Data records for software interfaces
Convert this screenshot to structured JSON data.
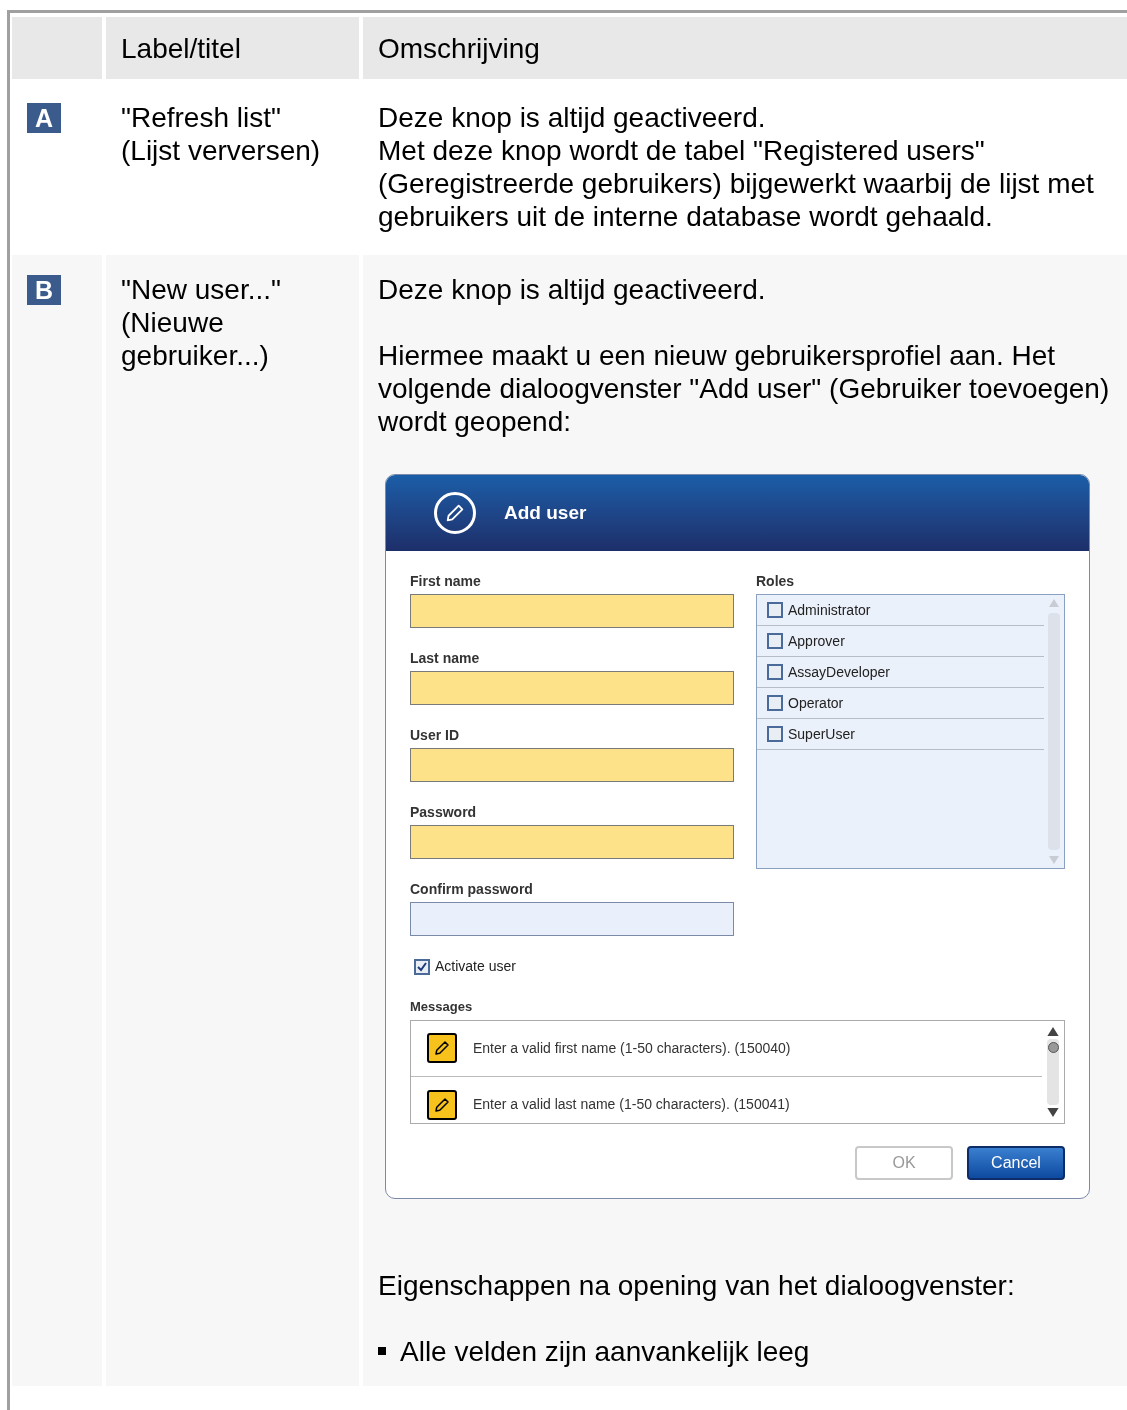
{
  "table": {
    "columns": [
      {
        "label": "Label/titel"
      },
      {
        "label": "Omschrijving"
      }
    ],
    "rows": [
      {
        "marker": "A",
        "label": [
          "\"Refresh list\"",
          "(Lijst verversen)"
        ],
        "description": [
          {
            "kind": "line",
            "text": "Deze knop is altijd geactiveerd."
          },
          {
            "kind": "line",
            "text": "Met deze knop wordt de tabel \"Registered users\" (Geregistreerde gebruikers) bijgewerkt waarbij de lijst met gebruikers uit de interne database wordt gehaald."
          }
        ]
      },
      {
        "marker": "B",
        "label": [
          "\"New user...\"",
          "(Nieuwe gebruiker...)"
        ],
        "description": [
          {
            "kind": "paragraph",
            "text": "Deze knop is altijd geactiveerd."
          },
          {
            "kind": "line",
            "text": "Hiermee maakt u een nieuw gebruikersprofiel aan. Het volgende dialoogvenster \"Add user\" (Gebruiker toevoegen) wordt geopend:"
          },
          {
            "kind": "dialog"
          },
          {
            "kind": "line",
            "text": "Eigenschappen na opening van het dialoogvenster:"
          },
          {
            "kind": "bullet",
            "text": "Alle velden zijn aanvankelijk leeg"
          }
        ]
      }
    ]
  },
  "dialog": {
    "title": "Add user",
    "fields": [
      {
        "label": "First name",
        "required": true
      },
      {
        "label": "Last name",
        "required": true
      },
      {
        "label": "User ID",
        "required": true
      },
      {
        "label": "Password",
        "required": true
      },
      {
        "label": "Confirm password",
        "required": false
      }
    ],
    "roles_label": "Roles",
    "roles": [
      {
        "label": "Administrator",
        "checked": false
      },
      {
        "label": "Approver",
        "checked": false
      },
      {
        "label": "AssayDeveloper",
        "checked": false
      },
      {
        "label": "Operator",
        "checked": false
      },
      {
        "label": "SuperUser",
        "checked": false
      }
    ],
    "activate": {
      "label": "Activate user",
      "checked": true
    },
    "messages_label": "Messages",
    "messages": [
      "Enter a valid first name (1-50 characters). (150040)",
      "Enter a valid last name (1-50 characters). (150041)"
    ],
    "buttons": [
      {
        "label": "OK",
        "disabled": true
      },
      {
        "label": "Cancel",
        "disabled": false
      }
    ]
  }
}
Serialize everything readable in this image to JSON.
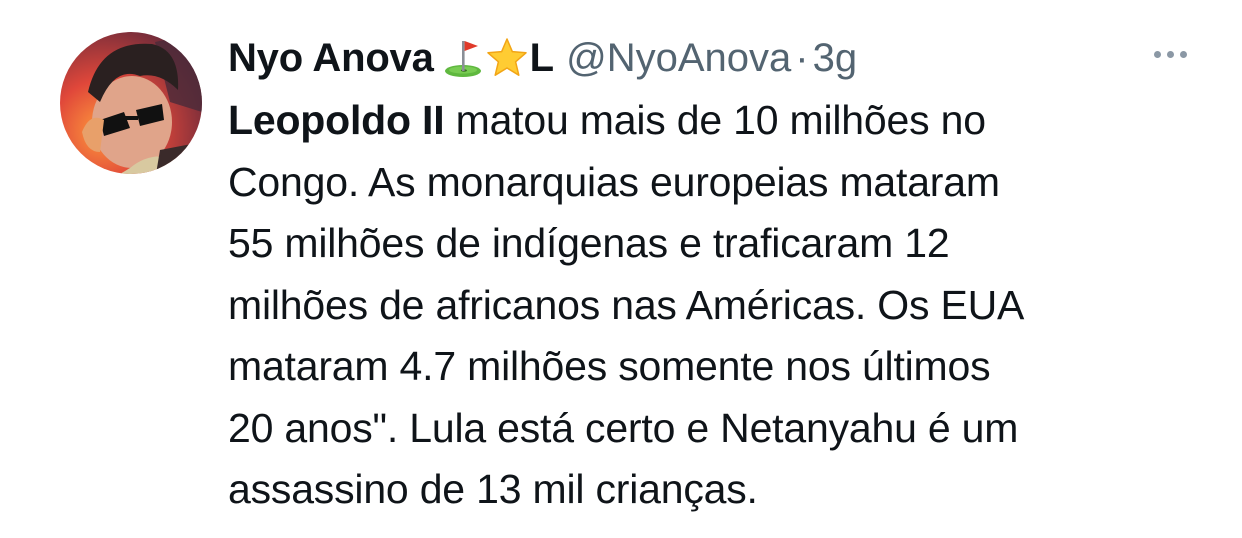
{
  "author": {
    "display_name": "Nyo Anova",
    "name_suffix": "L",
    "handle": "@NyoAnova",
    "separator": "·",
    "time": "3g",
    "badges": [
      "golf-flag-emoji",
      "star-emoji"
    ]
  },
  "menu": {
    "icon": "more-horizontal-icon"
  },
  "tweet": {
    "lead_bold": "Leopoldo II",
    "lines": [
      " matou mais de 10 milhões no",
      "Congo. As monarquias europeias mataram",
      "55 milhões de indígenas e traficaram 12",
      "milhões de africanos nas Américas. Os EUA",
      "mataram 4.7 milhões somente nos últimos",
      "20 anos\". Lula está certo e Netanyahu é um",
      "assassino de 13 mil crianças."
    ]
  },
  "colors": {
    "text": "#0f1419",
    "secondary": "#536471",
    "background": "#ffffff"
  }
}
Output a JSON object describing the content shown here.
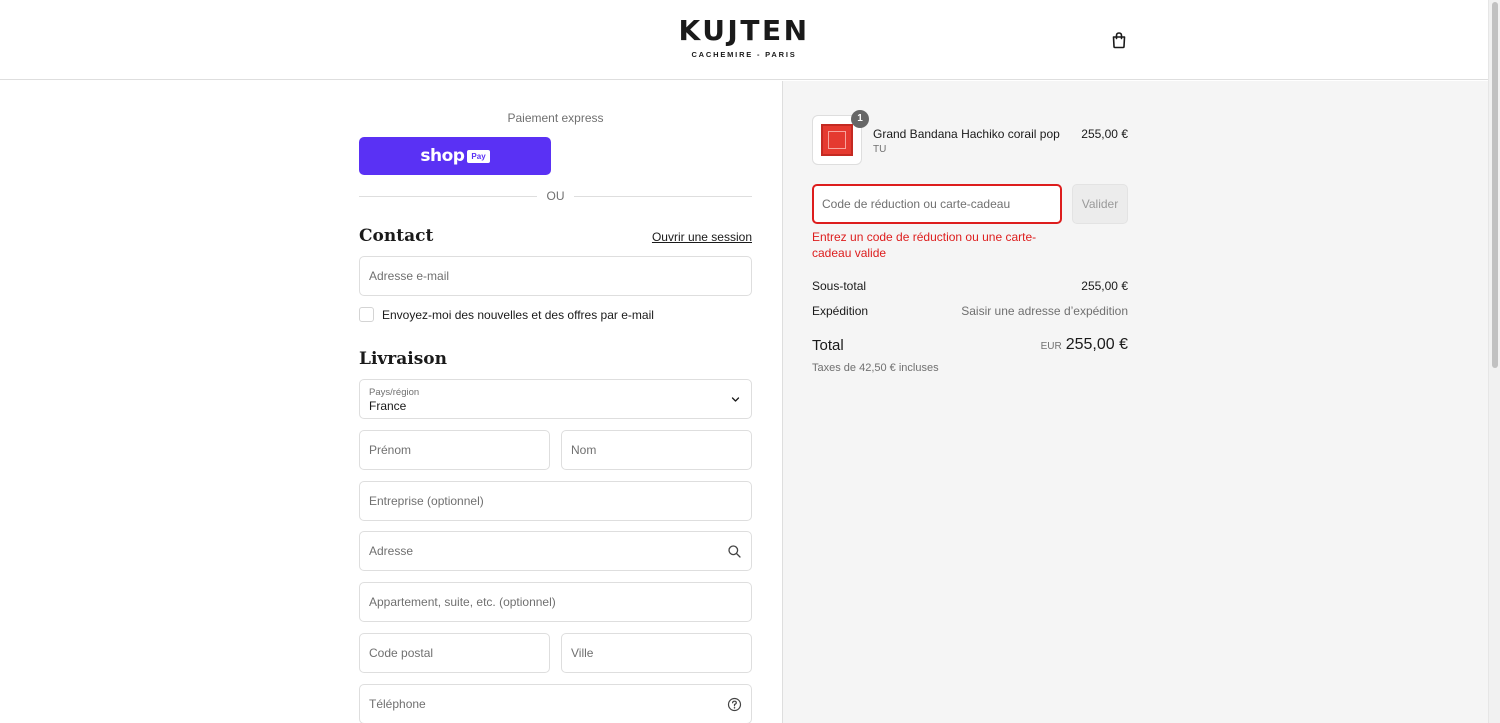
{
  "header": {
    "brand": "KUJTEN",
    "tagline": "CACHEMIRE - PARIS",
    "cart_icon": "shopping-bag-icon"
  },
  "express": {
    "label": "Paiement express",
    "shop_word": "shop",
    "pay_word": "Pay",
    "divider_text": "OU"
  },
  "contact": {
    "title": "Contact",
    "login_link": "Ouvrir une session",
    "email_placeholder": "Adresse e-mail",
    "newsletter_label": "Envoyez-moi des nouvelles et des offres par e-mail"
  },
  "delivery": {
    "title": "Livraison",
    "country_label": "Pays/région",
    "country_value": "France",
    "first_name_placeholder": "Prénom",
    "last_name_placeholder": "Nom",
    "company_placeholder": "Entreprise (optionnel)",
    "address_placeholder": "Adresse",
    "apartment_placeholder": "Appartement, suite, etc. (optionnel)",
    "postal_code_placeholder": "Code postal",
    "city_placeholder": "Ville",
    "phone_placeholder": "Téléphone"
  },
  "summary": {
    "product": {
      "name": "Grand Bandana Hachiko corail pop",
      "variant": "TU",
      "price": "255,00 €",
      "quantity": "1"
    },
    "discount_placeholder": "Code de réduction ou carte-cadeau",
    "apply_label": "Valider",
    "error_message": "Entrez un code de réduction ou une carte-cadeau valide",
    "subtotal_label": "Sous-total",
    "subtotal_value": "255,00 €",
    "shipping_label": "Expédition",
    "shipping_value": "Saisir une adresse d’expédition",
    "total_label": "Total",
    "total_currency": "EUR",
    "total_value": "255,00 €",
    "taxes_note": "Taxes de 42,50 € incluses"
  },
  "colors": {
    "shop_pay": "#5a31f4",
    "error": "#dd1d1d",
    "summary_bg": "#f5f5f5",
    "product_red": "#e53a30"
  }
}
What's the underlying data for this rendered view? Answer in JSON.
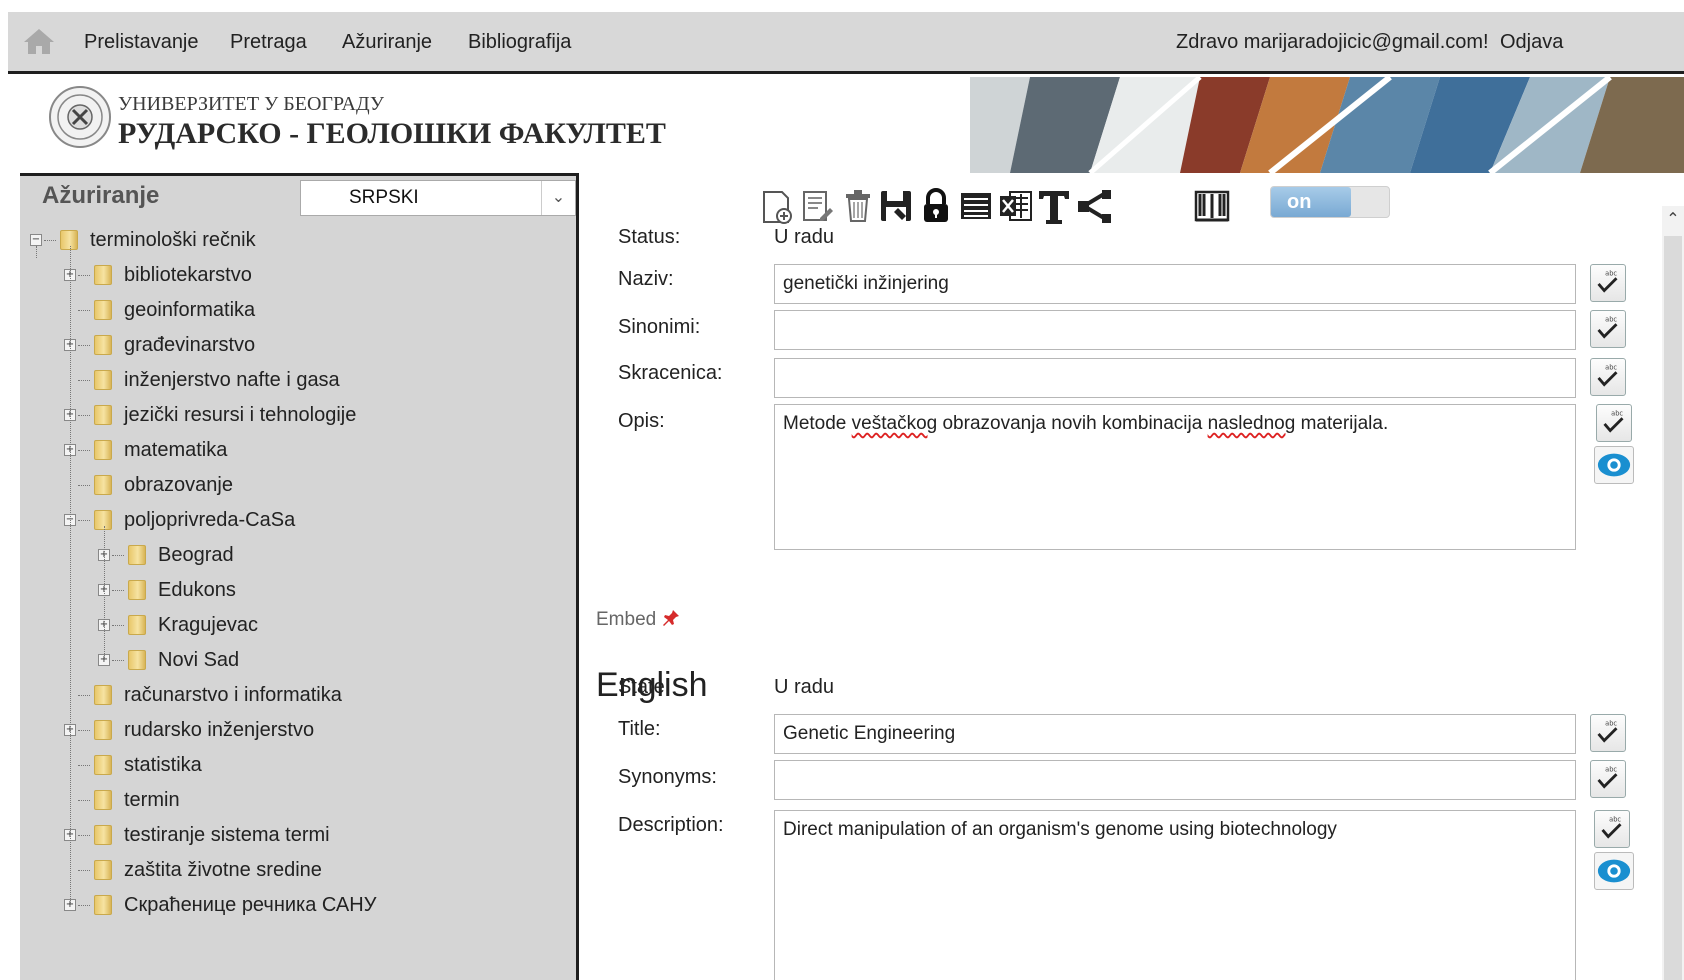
{
  "topbar": {
    "nav": [
      "Prelistavanje",
      "Pretraga",
      "Ažuriranje",
      "Bibliografija"
    ],
    "greeting": "Zdravo marijaradojicic@gmail.com!",
    "logout": "Odjava"
  },
  "banner": {
    "university": "УНИВЕРЗИТЕТ У БЕОГРАДУ",
    "faculty": "РУДАРСКО - ГЕОЛОШКИ ФАКУЛТЕТ"
  },
  "sidebar": {
    "title": "Ažuriranje",
    "language_selected": "SRPSKI",
    "tree": {
      "root": "terminološki rečnik",
      "children": [
        "bibliotekarstvo",
        "geoinformatika",
        "građevinarstvo",
        "inženjerstvo nafte i gasa",
        "jezički resursi i tehnologije",
        "matematika",
        "obrazovanje",
        "poljoprivreda-CaSa",
        "računarstvo i informatika",
        "rudarsko inženjerstvo",
        "statistika",
        "termin",
        "testiranje sistema termi",
        "zaštita životne sredine",
        "Скраћенице речника САНУ"
      ],
      "subchildren": [
        "Beograd",
        "Edukons",
        "Kragujevac",
        "Novi Sad"
      ]
    }
  },
  "toolbar": {
    "icons": [
      "new-document-icon",
      "edit-document-icon",
      "trash-icon",
      "save-icon",
      "lock-icon",
      "list-icon",
      "excel-icon",
      "text-icon",
      "share-icon",
      "book-icon"
    ],
    "toggle_label": "on"
  },
  "serbian": {
    "status_label": "Status:",
    "status_value": "U radu",
    "naziv_label": "Naziv:",
    "naziv_value": "genetički inžinjering",
    "sinonimi_label": "Sinonimi:",
    "sinonimi_value": "",
    "skracenica_label": "Skracenica:",
    "skracenica_value": "",
    "opis_label": "Opis:",
    "opis_before": "Metode ",
    "opis_word1": "veštačkog",
    "opis_mid": " obrazovanja novih kombinacija ",
    "opis_word2": "naslednog",
    "opis_after": " materijala."
  },
  "embed_label": "Embed",
  "english": {
    "heading": "English",
    "state_label": "State:",
    "state_value": "U radu",
    "title_label": "Title:",
    "title_value": "Genetic Engineering",
    "synonyms_label": "Synonyms:",
    "synonyms_value": "",
    "description_label": "Description:",
    "description_value": "Direct manipulation of an organism's genome using biotechnology"
  },
  "colors": {
    "menu_bg": "#d8d8d8",
    "sidebar_bg": "#d5d5d5",
    "toggle_on": "#79a9d3",
    "eye_icon": "#1a8fd0",
    "pin": "#d62b2b"
  }
}
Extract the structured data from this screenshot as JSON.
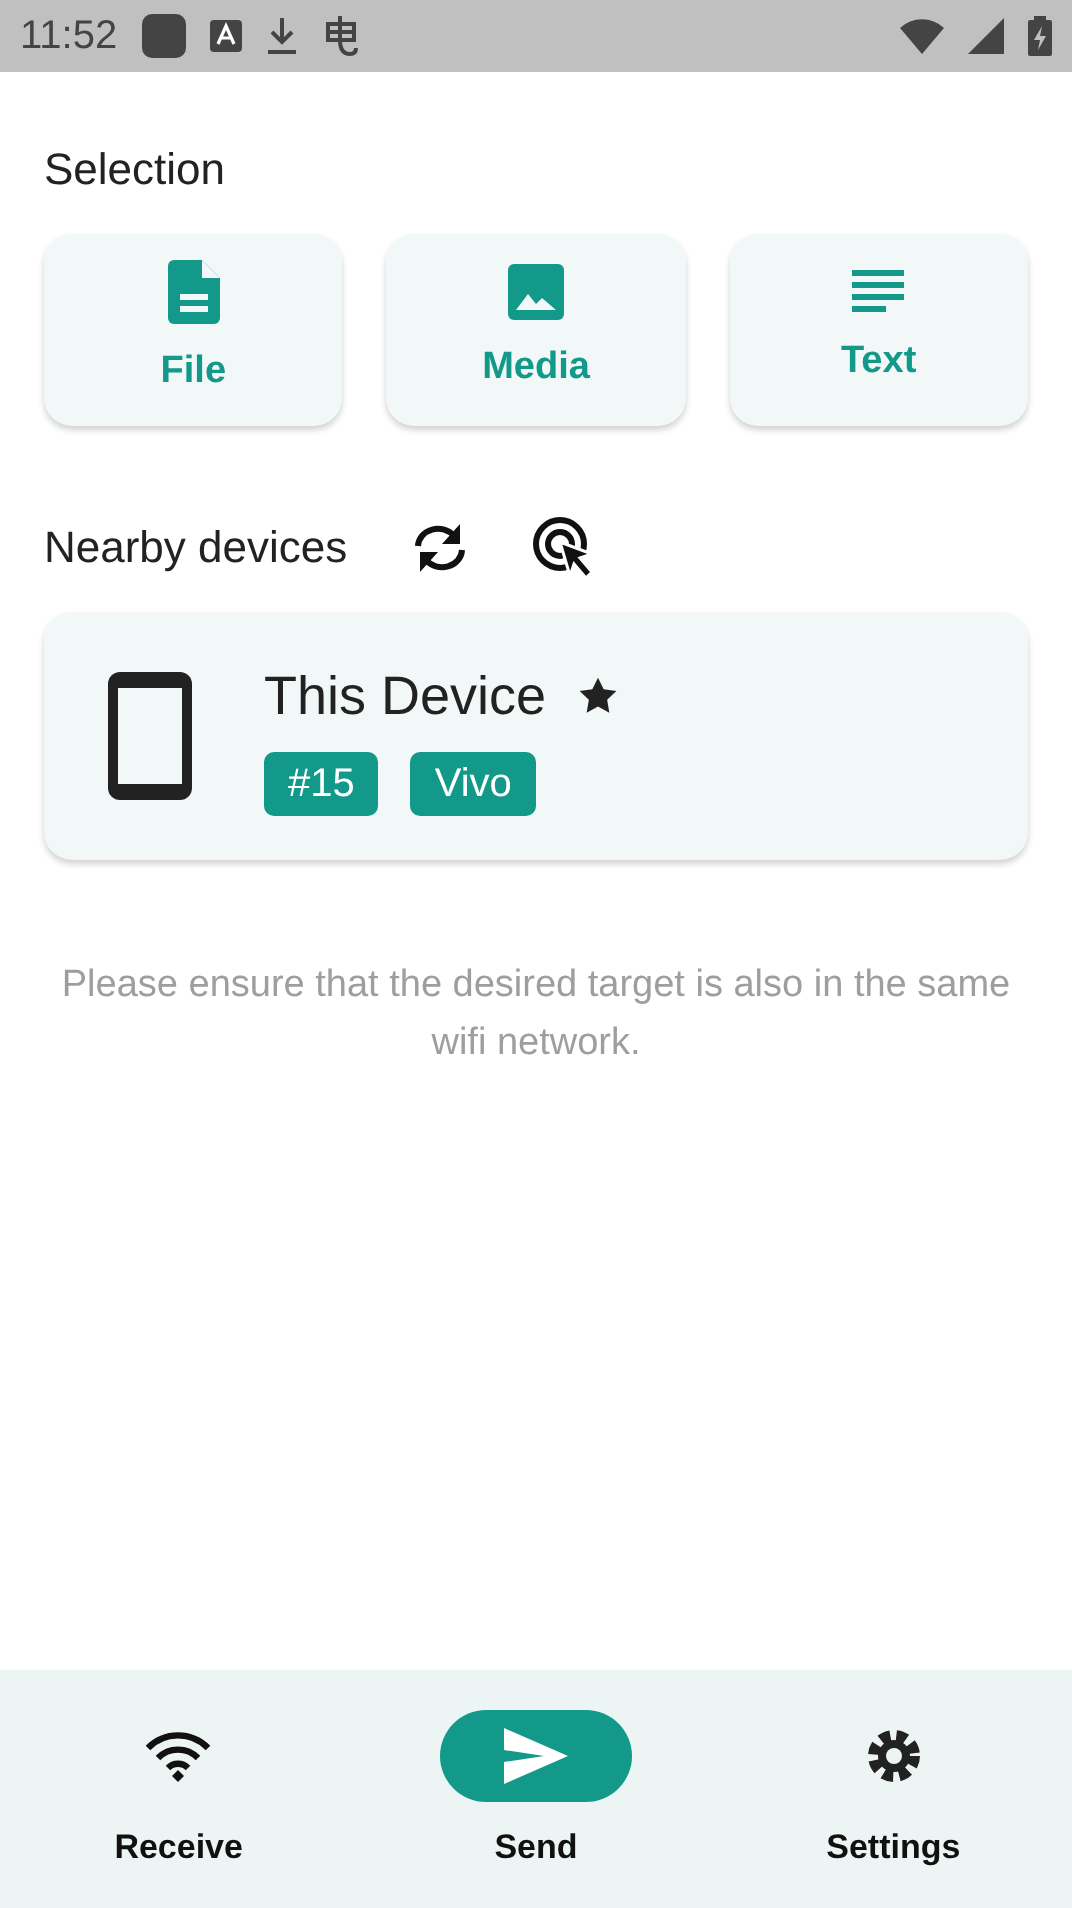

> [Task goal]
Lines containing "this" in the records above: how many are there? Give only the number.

> [Reply]
4